DIRECTIONS FOR THIS TASK: Without pictures, retype the following entries exactly.
Top of MATERIAL FOR THE TASK
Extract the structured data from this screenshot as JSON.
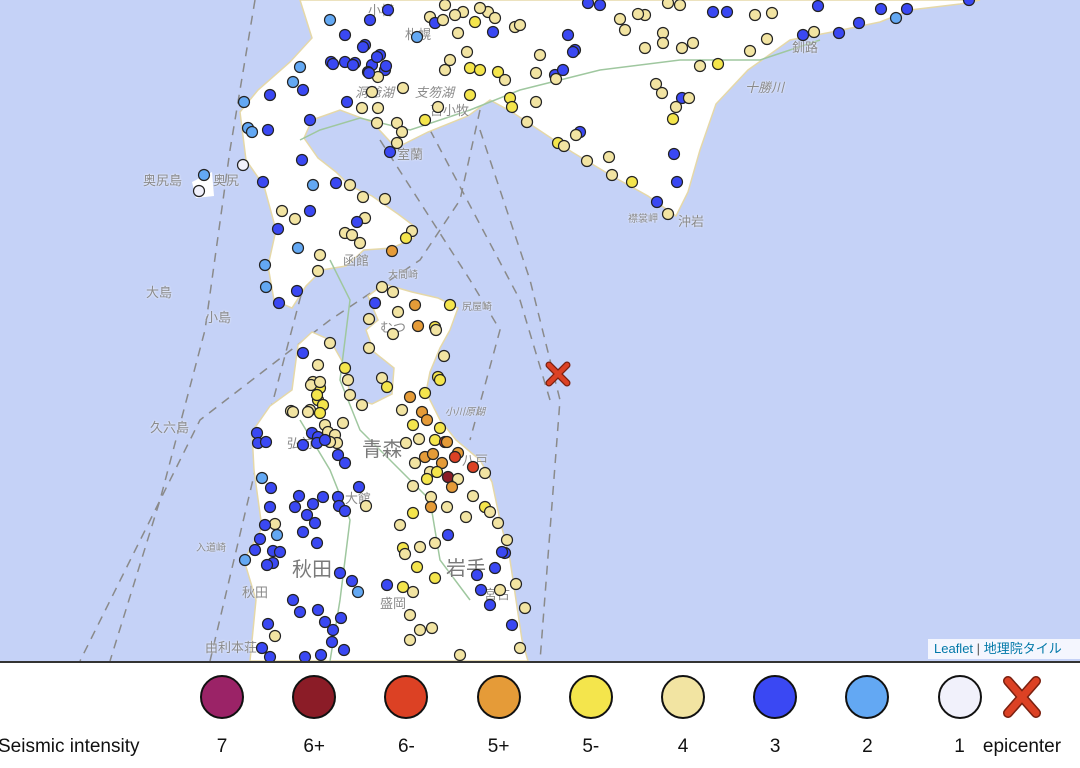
{
  "map": {
    "labels": {
      "okushiri_island": "奥尻島",
      "okushiri": "奥尻",
      "oshima": "大島",
      "kojima": "小島",
      "kyuroku": "久六島",
      "hakodate": "函館",
      "oma": "大間崎",
      "shiriya": "尻屋崎",
      "mutsu": "むつ",
      "muroran": "室蘭",
      "ogawara": "小川原湖",
      "aomori": "青森",
      "hachinohe": "八戸",
      "hirosaki": "弘前",
      "akita_pref": "秋田",
      "iwate_pref": "岩手",
      "miyako": "宮古",
      "yurihonjo": "由利本荘",
      "akita_city": "秋田",
      "odate": "大館",
      "morioka": "盛岡",
      "nyudo": "入道崎",
      "tokachi": "十勝川",
      "kushiro": "釧路",
      "erimo": "襟裳岬",
      "okiiwa": "沖岩",
      "toya": "洞爺湖",
      "shikotsu": "支笏湖",
      "tomakomai": "苫小牧",
      "sapporo": "札幌",
      "otaru": "小樽"
    },
    "attribution": {
      "leaflet": "Leaflet",
      "separator": "|",
      "tiles": "地理院タイル"
    }
  },
  "legend": {
    "title": "Seismic intensity",
    "items": [
      {
        "label": "7",
        "color": "#9b2367"
      },
      {
        "label": "6+",
        "color": "#8b1c27"
      },
      {
        "label": "6-",
        "color": "#dc4124"
      },
      {
        "label": "5+",
        "color": "#e59b38"
      },
      {
        "label": "5-",
        "color": "#f4e54c"
      },
      {
        "label": "4",
        "color": "#f2e4a2"
      },
      {
        "label": "3",
        "color": "#3a48f3"
      },
      {
        "label": "2",
        "color": "#63a8f3"
      },
      {
        "label": "1",
        "color": "#f1f1fb"
      }
    ],
    "epicenter_label": "epicenter",
    "epicenter_color": "#dc4124"
  }
}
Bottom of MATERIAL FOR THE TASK
ANSWER SPACE:
Extract the structured data from this screenshot as JSON.
{
  "map": {
    "labels": {
      "okushiri_island": "奥尻島",
      "okushiri": "奥尻",
      "oshima": "大島",
      "kojima": "小島",
      "kyuroku": "久六島",
      "hakodate": "函館",
      "oma": "大間崎",
      "shiriya": "尻屋崎",
      "mutsu": "むつ",
      "muroran": "室蘭",
      "ogawara": "小川原湖",
      "aomori": "青森",
      "hachinohe": "八戸",
      "hirosaki": "弘前",
      "akita_pref": "秋田",
      "iwate_pref": "岩手",
      "miyako": "宮古",
      "yurihonjo": "由利本荘",
      "akita_city": "秋田",
      "odate": "大館",
      "morioka": "盛岡",
      "nyudo": "入道崎",
      "tokachi": "十勝川",
      "kushiro": "釧路",
      "erimo": "襟裳岬",
      "okiiwa": "沖岩",
      "toya": "洞爺湖",
      "shikotsu": "支笏湖",
      "tomakomai": "苫小牧",
      "sapporo": "札幌",
      "otaru": "小樽"
    },
    "attribution": {
      "leaflet": "Leaflet",
      "separator": "|",
      "tiles": "地理院タイル"
    }
  },
  "legend": {
    "title": "Seismic intensity",
    "items": [
      {
        "label": "7",
        "color": "#9b2367"
      },
      {
        "label": "6+",
        "color": "#8b1c27"
      },
      {
        "label": "6-",
        "color": "#dc4124"
      },
      {
        "label": "5+",
        "color": "#e59b38"
      },
      {
        "label": "5-",
        "color": "#f4e54c"
      },
      {
        "label": "4",
        "color": "#f2e4a2"
      },
      {
        "label": "3",
        "color": "#3a48f3"
      },
      {
        "label": "2",
        "color": "#63a8f3"
      },
      {
        "label": "1",
        "color": "#f1f1fb"
      }
    ],
    "epicenter_label": "epicenter",
    "epicenter_color": "#dc4124"
  }
}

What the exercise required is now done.